versión impresa ISSN 0187-7380
HARRIS-VALLE, Citlalli et al. Energy metabolism of Cucurbita pepo mycorrhized with fungi of the Sonoran desert and grown with salinity or moisture deficit. Rev. fitotec. mex [online]. 2012, vol.35, n.1, pp. 51-59. ISSN 0187-7380.
Arbuscular mycorrhizal fungi (AMF) are useful in agriculture for enhancing plant growth mainly in suboptimal environments. Because mycorrhizal symbiosis is required, a successful association occurs when the cost of maintaining the fungus by the transfer of photoassimilates is compensated by the nutritional benefits obtained by plants. The efficiency in this interaction changes depending on the origin of associated organisms and growing conditions. This study evaluated AMF effeccts collected from a saline soil of a semiarid region, on plant growth, construction costs and photochemistry of Cucurbita pepo var. pepo under saline stress and water deficit. AMF native of the Sonoran desert increased plant biomass with lower construction cost the plant tissue, compared to an exotic species (Glomus claroideum), to a recommended chemical fertilization and to a control. The observed benefits are related to development of extracellular mycelium and percentage of mycorrhizal colonization. Also, under moisture deficit and salinity, mycorrhization using native species increases the photochemistry valuation indexes (absorbed photon flux per unit area and efficiency by which an electron is transferred through the transport chain), as compared to plants inoculated with exotic species or fertilized chemically.

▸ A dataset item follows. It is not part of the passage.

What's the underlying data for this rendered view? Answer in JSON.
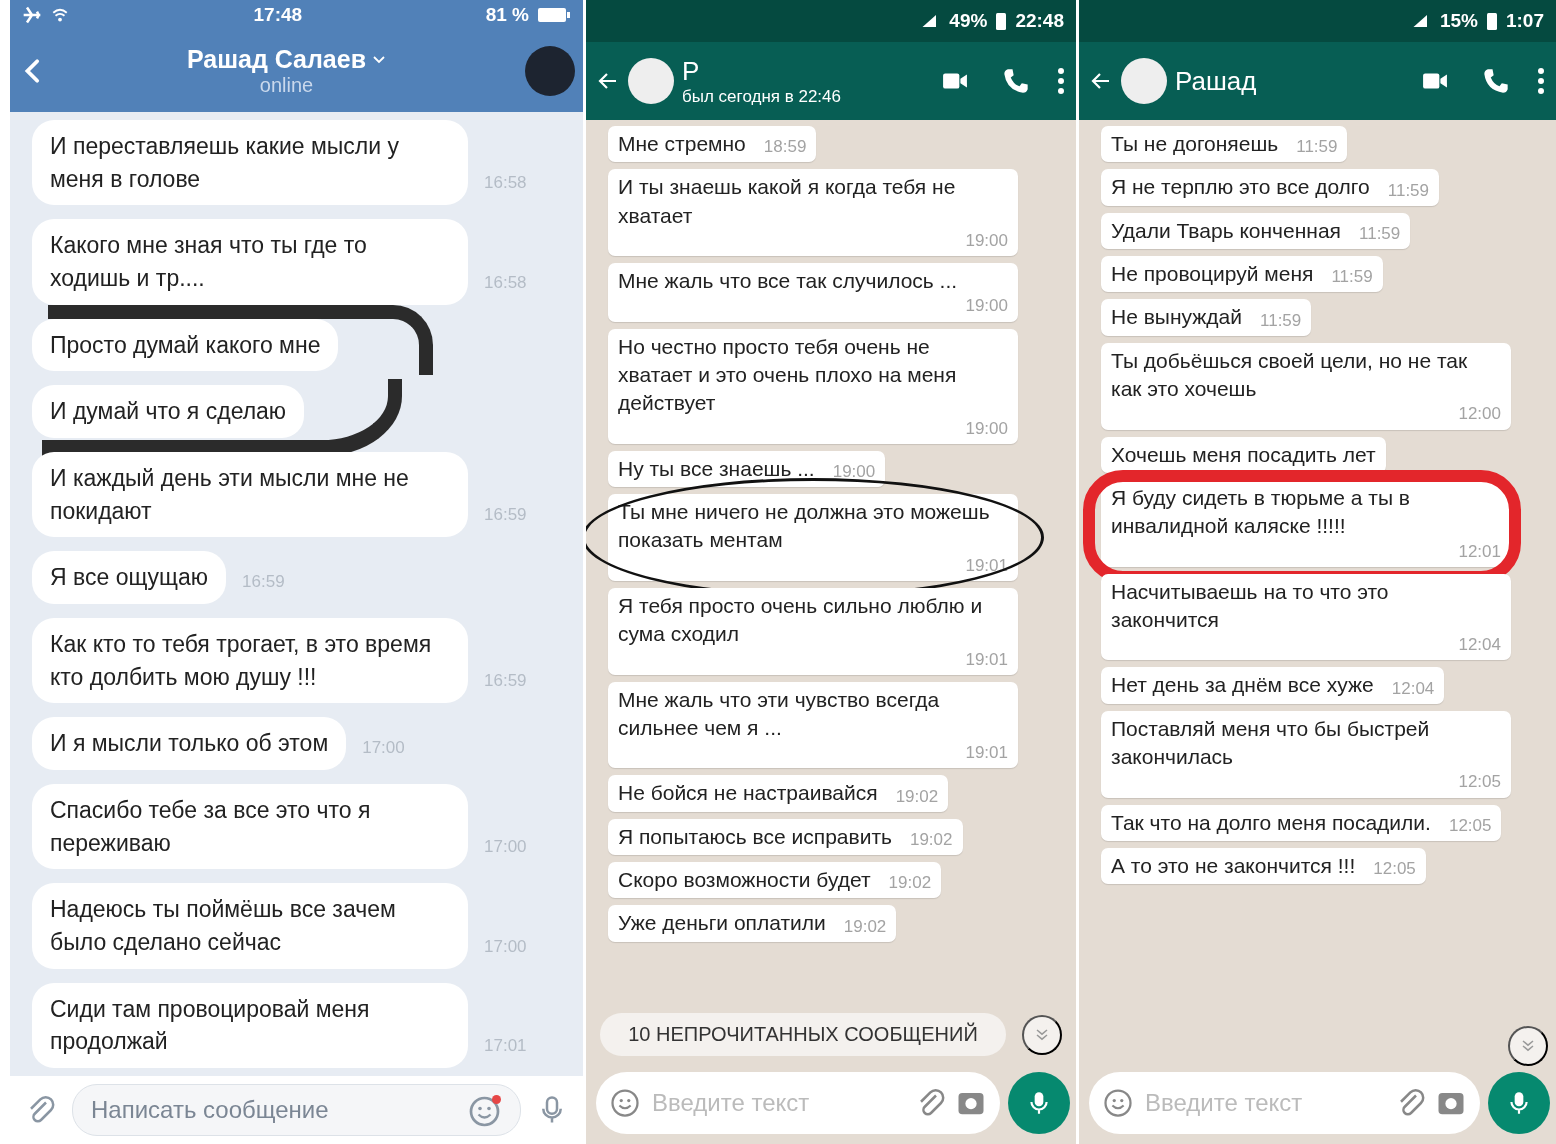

Palabras llave : Cucurbita pepo; construction cost; water deficit; fluorescence; mycorrhization; salinity.